> YOUR TASK
Output every entry exactly, from the first line to the last.

------ SUPPLIED INFORMATION ------

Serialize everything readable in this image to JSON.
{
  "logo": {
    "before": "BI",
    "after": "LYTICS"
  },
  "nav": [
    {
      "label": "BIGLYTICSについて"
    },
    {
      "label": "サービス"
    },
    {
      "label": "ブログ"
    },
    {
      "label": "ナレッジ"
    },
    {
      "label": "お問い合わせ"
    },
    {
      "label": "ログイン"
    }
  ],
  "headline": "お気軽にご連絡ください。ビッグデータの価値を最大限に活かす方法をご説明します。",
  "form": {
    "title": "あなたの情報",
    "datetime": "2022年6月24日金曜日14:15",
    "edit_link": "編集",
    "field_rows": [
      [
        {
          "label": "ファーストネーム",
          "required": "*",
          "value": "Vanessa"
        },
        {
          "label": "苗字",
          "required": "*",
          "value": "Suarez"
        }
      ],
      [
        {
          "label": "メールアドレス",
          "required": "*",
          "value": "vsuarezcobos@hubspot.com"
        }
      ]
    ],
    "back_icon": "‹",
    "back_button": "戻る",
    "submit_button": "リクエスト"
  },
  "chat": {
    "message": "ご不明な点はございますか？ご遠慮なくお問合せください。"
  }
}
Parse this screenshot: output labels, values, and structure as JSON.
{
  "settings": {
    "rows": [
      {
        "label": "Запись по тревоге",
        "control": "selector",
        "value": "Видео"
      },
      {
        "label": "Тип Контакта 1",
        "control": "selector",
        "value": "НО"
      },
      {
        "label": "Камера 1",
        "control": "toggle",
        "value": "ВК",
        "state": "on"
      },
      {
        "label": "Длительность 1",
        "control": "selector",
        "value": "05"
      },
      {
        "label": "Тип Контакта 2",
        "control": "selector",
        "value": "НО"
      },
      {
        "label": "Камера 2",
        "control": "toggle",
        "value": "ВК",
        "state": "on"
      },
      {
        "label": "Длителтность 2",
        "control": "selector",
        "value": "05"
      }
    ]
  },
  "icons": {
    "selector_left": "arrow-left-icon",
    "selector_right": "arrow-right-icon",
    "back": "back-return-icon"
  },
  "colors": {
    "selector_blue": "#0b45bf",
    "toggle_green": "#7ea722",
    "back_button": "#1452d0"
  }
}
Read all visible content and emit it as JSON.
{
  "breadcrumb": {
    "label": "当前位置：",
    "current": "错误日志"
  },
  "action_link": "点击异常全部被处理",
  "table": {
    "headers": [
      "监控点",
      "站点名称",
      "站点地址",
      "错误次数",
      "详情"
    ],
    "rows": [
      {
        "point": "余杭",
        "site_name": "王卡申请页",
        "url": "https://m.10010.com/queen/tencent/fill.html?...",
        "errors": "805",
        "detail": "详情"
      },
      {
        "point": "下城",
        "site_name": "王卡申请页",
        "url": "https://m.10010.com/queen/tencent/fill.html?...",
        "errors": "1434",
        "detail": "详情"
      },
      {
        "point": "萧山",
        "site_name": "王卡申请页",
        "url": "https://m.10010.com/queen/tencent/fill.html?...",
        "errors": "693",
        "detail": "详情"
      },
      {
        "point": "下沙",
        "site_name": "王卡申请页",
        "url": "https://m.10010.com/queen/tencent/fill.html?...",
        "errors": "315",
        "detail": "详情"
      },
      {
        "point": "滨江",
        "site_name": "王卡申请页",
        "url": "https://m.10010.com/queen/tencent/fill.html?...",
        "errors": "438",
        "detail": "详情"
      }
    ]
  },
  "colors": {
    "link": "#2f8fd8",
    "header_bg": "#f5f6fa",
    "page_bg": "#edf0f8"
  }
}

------

> THE ANSWER
Serialize everything readable in this image to JSON.
{
  "logo": {
    "before": "BI",
    "after": "LYTICS"
  },
  "nav": [
    {
      "label": "BIGLYTICSについて"
    },
    {
      "label": "サービス"
    },
    {
      "label": "ブログ"
    },
    {
      "label": "ナレッジ"
    },
    {
      "label": "お問い合わせ"
    },
    {
      "label": "ログイン"
    }
  ],
  "headline": "お気軽にご連絡ください。ビッグデータの価値を最大限に活かす方法をご説明します。",
  "form": {
    "title": "あなたの情報",
    "datetime": "2022年6月24日金曜日14:15",
    "edit_link": "編集",
    "field_rows": [
      [
        {
          "label": "ファーストネーム",
          "required": "*",
          "value": "Vanessa"
        },
        {
          "label": "苗字",
          "required": "*",
          "value": "Suarez"
        }
      ],
      [
        {
          "label": "メールアドレス",
          "required": "*",
          "value": "vsuarezcobos@hubspot.com"
        }
      ]
    ],
    "back_icon": "‹",
    "back_button": "戻る",
    "submit_button": "リクエスト"
  },
  "chat": {
    "message": "ご不明な点はございますか？ご遠慮なくお問合せください。"
  }
}
Parse this screenshot: output labels, values, and structure as JSON.
{
  "settings": {
    "rows": [
      {
        "label": "Запись по тревоге",
        "control": "selector",
        "value": "Видео"
      },
      {
        "label": "Тип Контакта 1",
        "control": "selector",
        "value": "НО"
      },
      {
        "label": "Камера 1",
        "control": "toggle",
        "value": "ВК",
        "state": "on"
      },
      {
        "label": "Длительность 1",
        "control": "selector",
        "value": "05"
      },
      {
        "label": "Тип Контакта 2",
        "control": "selector",
        "value": "НО"
      },
      {
        "label": "Камера 2",
        "control": "toggle",
        "value": "ВК",
        "state": "on"
      },
      {
        "label": "Длителтность 2",
        "control": "selector",
        "value": "05"
      }
    ]
  },
  "icons": {
    "selector_left": "arrow-left-icon",
    "selector_right": "arrow-right-icon",
    "back": "back-return-icon"
  },
  "colors": {
    "selector_blue": "#0b45bf",
    "toggle_green": "#7ea722",
    "back_button": "#1452d0"
  }
}
Read all visible content and emit it as JSON.
{
  "breadcrumb": {
    "label": "当前位置：",
    "current": "错误日志"
  },
  "action_link": "点击异常全部被处理",
  "table": {
    "headers": [
      "监控点",
      "站点名称",
      "站点地址",
      "错误次数",
      "详情"
    ],
    "rows": [
      {
        "point": "余杭",
        "site_name": "王卡申请页",
        "url": "https://m.10010.com/queen/tencent/fill.html?...",
        "errors": "805",
        "detail": "详情"
      },
      {
        "point": "下城",
        "site_name": "王卡申请页",
        "url": "https://m.10010.com/queen/tencent/fill.html?...",
        "errors": "1434",
        "detail": "详情"
      },
      {
        "point": "萧山",
        "site_name": "王卡申请页",
        "url": "https://m.10010.com/queen/tencent/fill.html?...",
        "errors": "693",
        "detail": "详情"
      },
      {
        "point": "下沙",
        "site_name": "王卡申请页",
        "url": "https://m.10010.com/queen/tencent/fill.html?...",
        "errors": "315",
        "detail": "详情"
      },
      {
        "point": "滨江",
        "site_name": "王卡申请页",
        "url": "https://m.10010.com/queen/tencent/fill.html?...",
        "errors": "438",
        "detail": "详情"
      }
    ]
  },
  "colors": {
    "link": "#2f8fd8",
    "header_bg": "#f5f6fa",
    "page_bg": "#edf0f8"
  }
}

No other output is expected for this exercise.